Work task – One number is the whole answer: the tally of lines in the records that include the word "title".

##### Listed records

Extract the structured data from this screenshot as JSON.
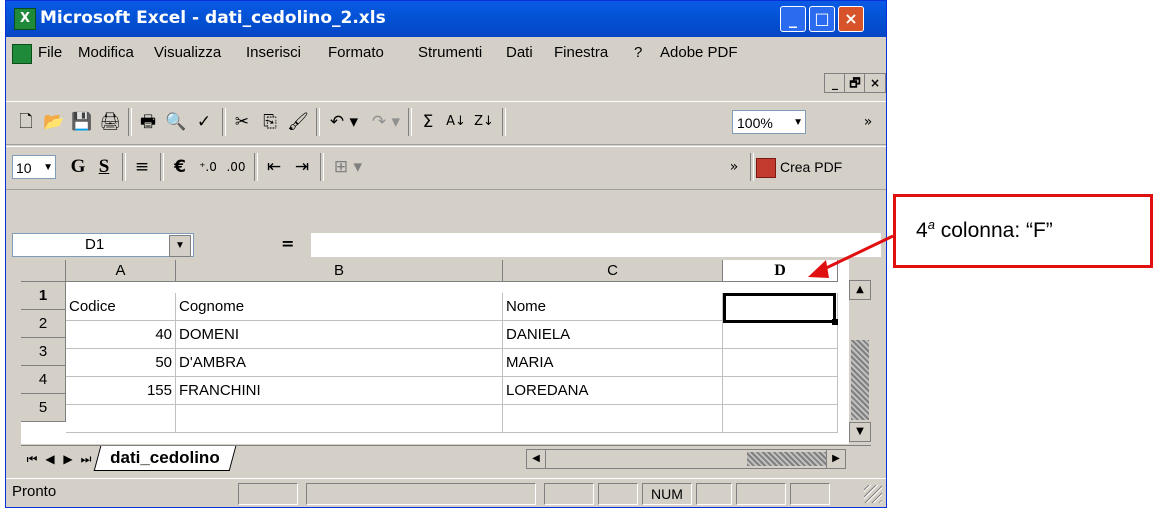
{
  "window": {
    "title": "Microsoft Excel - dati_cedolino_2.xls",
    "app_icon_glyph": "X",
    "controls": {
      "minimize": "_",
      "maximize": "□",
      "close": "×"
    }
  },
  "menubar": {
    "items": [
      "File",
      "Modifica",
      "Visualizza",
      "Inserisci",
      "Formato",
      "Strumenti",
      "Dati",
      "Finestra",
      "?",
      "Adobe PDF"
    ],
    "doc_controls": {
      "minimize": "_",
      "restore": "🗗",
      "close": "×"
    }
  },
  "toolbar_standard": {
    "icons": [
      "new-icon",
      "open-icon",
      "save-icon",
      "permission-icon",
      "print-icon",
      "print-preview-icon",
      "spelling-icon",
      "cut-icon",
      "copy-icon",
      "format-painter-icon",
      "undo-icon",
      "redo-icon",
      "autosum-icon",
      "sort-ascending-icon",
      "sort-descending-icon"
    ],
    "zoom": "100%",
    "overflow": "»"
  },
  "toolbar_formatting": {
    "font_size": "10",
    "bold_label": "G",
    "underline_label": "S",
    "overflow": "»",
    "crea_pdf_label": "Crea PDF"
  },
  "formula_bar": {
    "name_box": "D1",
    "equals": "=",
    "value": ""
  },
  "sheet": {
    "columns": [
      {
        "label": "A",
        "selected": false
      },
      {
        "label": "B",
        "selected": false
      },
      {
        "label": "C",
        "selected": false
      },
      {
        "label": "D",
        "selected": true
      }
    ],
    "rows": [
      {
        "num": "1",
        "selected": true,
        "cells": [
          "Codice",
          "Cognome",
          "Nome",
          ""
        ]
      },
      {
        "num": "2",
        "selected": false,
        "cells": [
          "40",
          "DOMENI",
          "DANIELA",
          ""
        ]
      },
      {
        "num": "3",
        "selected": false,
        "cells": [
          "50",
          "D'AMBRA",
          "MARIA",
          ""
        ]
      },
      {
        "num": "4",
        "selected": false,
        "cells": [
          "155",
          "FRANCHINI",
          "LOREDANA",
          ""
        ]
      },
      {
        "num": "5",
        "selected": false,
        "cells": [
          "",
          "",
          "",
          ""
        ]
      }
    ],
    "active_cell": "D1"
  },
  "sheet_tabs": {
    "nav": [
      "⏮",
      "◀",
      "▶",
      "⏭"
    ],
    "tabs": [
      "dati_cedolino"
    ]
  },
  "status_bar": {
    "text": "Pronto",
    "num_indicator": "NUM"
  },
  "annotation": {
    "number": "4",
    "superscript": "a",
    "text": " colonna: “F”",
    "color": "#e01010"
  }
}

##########
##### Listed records

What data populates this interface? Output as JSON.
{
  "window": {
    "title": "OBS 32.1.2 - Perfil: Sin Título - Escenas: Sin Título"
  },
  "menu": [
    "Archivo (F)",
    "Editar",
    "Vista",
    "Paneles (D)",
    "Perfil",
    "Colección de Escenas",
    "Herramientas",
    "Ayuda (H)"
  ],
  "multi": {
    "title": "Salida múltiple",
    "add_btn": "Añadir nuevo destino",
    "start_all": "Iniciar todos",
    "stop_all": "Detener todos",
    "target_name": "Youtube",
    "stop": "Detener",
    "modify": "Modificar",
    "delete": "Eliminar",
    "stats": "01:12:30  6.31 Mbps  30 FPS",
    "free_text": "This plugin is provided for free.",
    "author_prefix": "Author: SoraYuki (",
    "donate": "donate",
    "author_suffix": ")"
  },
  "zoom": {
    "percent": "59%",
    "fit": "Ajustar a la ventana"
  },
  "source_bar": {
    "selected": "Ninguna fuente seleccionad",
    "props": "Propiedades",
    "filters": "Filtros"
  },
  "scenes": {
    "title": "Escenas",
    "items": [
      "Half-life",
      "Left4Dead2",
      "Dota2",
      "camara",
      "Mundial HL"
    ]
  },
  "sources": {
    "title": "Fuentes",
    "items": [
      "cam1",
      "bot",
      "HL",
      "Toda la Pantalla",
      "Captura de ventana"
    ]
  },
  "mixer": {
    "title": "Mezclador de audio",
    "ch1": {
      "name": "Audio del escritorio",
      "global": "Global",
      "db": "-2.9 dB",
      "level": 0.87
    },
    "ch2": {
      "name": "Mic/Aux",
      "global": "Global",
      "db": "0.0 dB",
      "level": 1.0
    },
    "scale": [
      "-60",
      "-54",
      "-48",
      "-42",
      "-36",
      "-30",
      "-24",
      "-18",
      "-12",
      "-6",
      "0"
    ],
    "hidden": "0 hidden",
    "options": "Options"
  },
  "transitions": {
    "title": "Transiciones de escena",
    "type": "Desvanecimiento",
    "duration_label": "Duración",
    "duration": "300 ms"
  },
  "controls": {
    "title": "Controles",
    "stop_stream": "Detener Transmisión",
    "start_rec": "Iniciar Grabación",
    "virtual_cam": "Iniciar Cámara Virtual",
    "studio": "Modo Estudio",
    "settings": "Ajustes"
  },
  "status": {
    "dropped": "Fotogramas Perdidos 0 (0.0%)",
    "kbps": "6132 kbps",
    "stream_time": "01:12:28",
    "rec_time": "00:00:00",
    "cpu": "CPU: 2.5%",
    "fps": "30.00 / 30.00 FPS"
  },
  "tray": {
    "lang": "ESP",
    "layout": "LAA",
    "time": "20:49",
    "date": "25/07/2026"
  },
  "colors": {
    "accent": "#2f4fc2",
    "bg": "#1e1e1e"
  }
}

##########

Answer to the problem – 8